If you don’t find this funny — at least in a bleak, depressive, looming-shadow-of-death kind of way — then maybe the obsessive, darkly hilarious world of Ken Nicol isn’t for you. But that would be a shame, because you’d be missing out on an artist who has emerged in recent years here as an insider’s favourite; an artist’s artist, you might even say, however much the term would make him cringe.
Nicol’s new show, every3point65 (more on that later) opened this week, and puts on nice display both his bewildering skill and engagingly fatalistic world view. An expert machinist, Nicol for years made his way using his dizzyingly precise fussiness to realize work for people whose ideas were beyond their ability to make it themselves. Since he said goodbye to all that a few years back, Nicol has come into his own, exposing, by careful degrees, the deep rabbit hole of his workaday life that provides endless possibilities for his work.
Don’t take my word for it. Nicol’s an analog guy, in case the typewriter wasn’t enough of a clue, but technology has recently crept into his rituals as a useful tool, prompting him to start a blog (go, but be warned: it’s completely absorbing and dangerously addictive.)
The blog’s title is also the title of the show here, every3point65, which itself is an extension of the Nicol project to order his world into manageable constituent parts: the blog, he decided, would display exactly 100 posts a year, meaning a new entry — like clockwork, naturally — every 3.65 days.
You get the idea: Nicol’s an old-school conceptualist, fusing an absurdist glee with quotidien ritual and everyday things: counting this, ordering that and trying, with sisyphusian hilarity, to impose structure on the persistent entropy of daily life. This is a quietly joyful thing to behold: Answering an age-old question, a Tootsie Pop, mounted with the number of licks to the centre (112); or a standard salt packet with a small tear in the corner and a number printed on it in ballpoint: 12,097 and yes, he counted them all.
Or take Project Index Card: in a corner of the gallery, Nicol has taken his nominal subject, humble and blue-lined, and bent it to his compulsive will. Here, 54 tiny paper boxes, the maximum he could make, he calculated, from a single card, also here displayed with the tiny, precise cut-outs.
Over there, nesting boxes — each smaller than the next, packed one inside the other — maxed out again from a single card. Nearby, an uncharacteristic flourish he calls fountain: each of the coloured lines is precisely carved out and the remaining, colourless strips are wrapped tight around, like a flouncy bouquet.
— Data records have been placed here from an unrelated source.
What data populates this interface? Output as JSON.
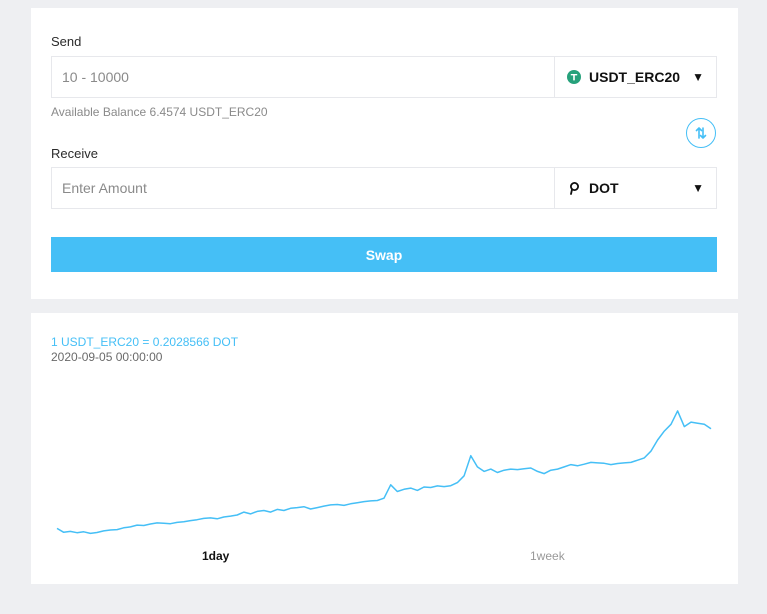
{
  "send": {
    "label": "Send",
    "placeholder": "10 - 10000",
    "currency": "USDT_ERC20",
    "balance_text": "Available Balance 6.4574 USDT_ERC20",
    "coin_color": "#26a17b"
  },
  "receive": {
    "label": "Receive",
    "placeholder": "Enter Amount",
    "currency": "DOT"
  },
  "swap_button_label": "Swap",
  "icons": {
    "swap_direction": "swap-vertical-arrows",
    "dropdown": "caret-down",
    "usdt": "tether-logo",
    "dot": "polkadot-logo"
  },
  "accent_color": "#45bff6",
  "rate_text": "1 USDT_ERC20 = 0.2028566 DOT",
  "date_text": "2020-09-05 00:00:00",
  "ranges": [
    {
      "label": "1day",
      "active": true
    },
    {
      "label": "1week",
      "active": false
    }
  ],
  "chart_data": {
    "type": "line",
    "title": "",
    "xlabel": "",
    "ylabel": "",
    "grid": false,
    "legend": "none",
    "x_axis_labels": false,
    "y_axis_labels": false,
    "ylim": [
      0.146,
      0.213
    ],
    "series": [
      {
        "color": "#45bff6",
        "values": [
          0.1525,
          0.1508,
          0.1512,
          0.1506,
          0.151,
          0.1503,
          0.1507,
          0.1514,
          0.1518,
          0.152,
          0.1528,
          0.1532,
          0.154,
          0.1538,
          0.1545,
          0.155,
          0.1548,
          0.1546,
          0.1552,
          0.1555,
          0.156,
          0.1564,
          0.157,
          0.1572,
          0.1568,
          0.1576,
          0.158,
          0.1585,
          0.1598,
          0.159,
          0.1601,
          0.1605,
          0.1598,
          0.161,
          0.1605,
          0.1615,
          0.1618,
          0.1622,
          0.1612,
          0.1618,
          0.1625,
          0.163,
          0.1632,
          0.1628,
          0.1635,
          0.164,
          0.1645,
          0.1648,
          0.165,
          0.166,
          0.172,
          0.169,
          0.17,
          0.1705,
          0.1695,
          0.171,
          0.1708,
          0.1715,
          0.1712,
          0.1716,
          0.173,
          0.176,
          0.185,
          0.18,
          0.178,
          0.179,
          0.1775,
          0.1785,
          0.179,
          0.1788,
          0.1792,
          0.1795,
          0.178,
          0.177,
          0.1785,
          0.179,
          0.18,
          0.181,
          0.1805,
          0.1812,
          0.182,
          0.1818,
          0.1816,
          0.181,
          0.1815,
          0.1818,
          0.182,
          0.183,
          0.184,
          0.187,
          0.192,
          0.196,
          0.199,
          0.205,
          0.198,
          0.2,
          0.1995,
          0.199,
          0.197
        ]
      }
    ]
  }
}
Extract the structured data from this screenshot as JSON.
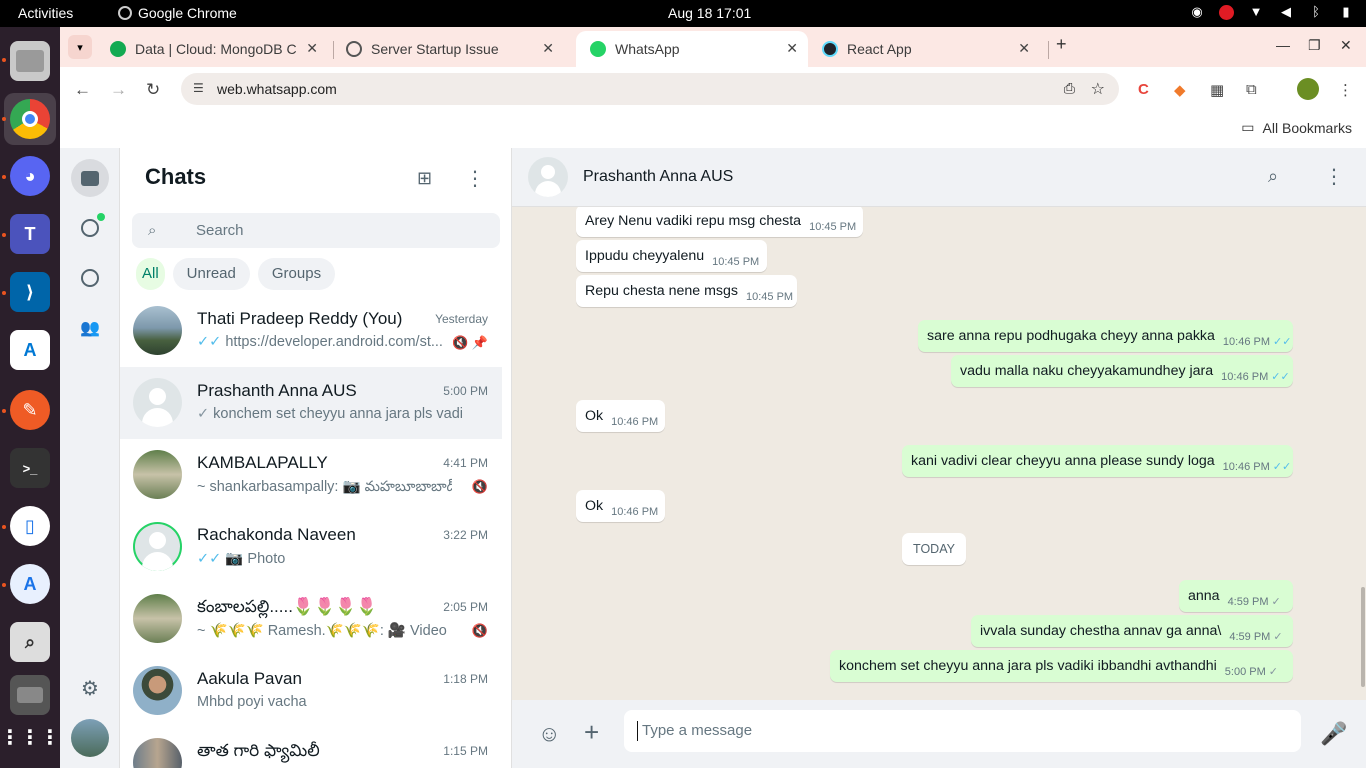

Nicol’s influences are writ large here. There are echoes of minimalist giant Carl Andre: 32 cubes, 32 ways is what it says, with the steel cubes starting at an inch and sizing down, 1/32 of an inch at a time, until the final one is but a speck (Nicol is rearranging them 32 times, of course, over the run of the show).
A more specific Andre-inspired piece has Nicol typing an aphorism advocated by Andre on index cards: “If a thing is worth doing once, it’s worth doing again.” Nicol, of course, takes it literally: there are hundreds of these cards here, neatly displayed in a metal drawer, but the project is perpetual.
Another influence, informing Nicol’s dark wit, is George Carlin. In the front of the gallery, a grid of 35 works on paper are arrayed five by seven. What’s in them isn’t really for a family newspaper (lest your imagination run wild, they’re tightly clustered, handwritten text), but they’re drawn from Carlin’s famous anti-censorship screed, “Seven words you can never say on television.” Densely repeated here, the comic futility of being muzzled is amplified to high volume and neutered at the same time by the sheer absurdity of it.
At the end of it, Nicol’s overarching project is about time: how it’s used and what we have to show for as it slips away. Nicol, one can safely guess, has mountains: every minute of every day accounted for, ordered, and packed tight.
Time may fly, but Nicol’s account makes us painfully aware, moment by moment, that in some way or form, it all comes home to roost."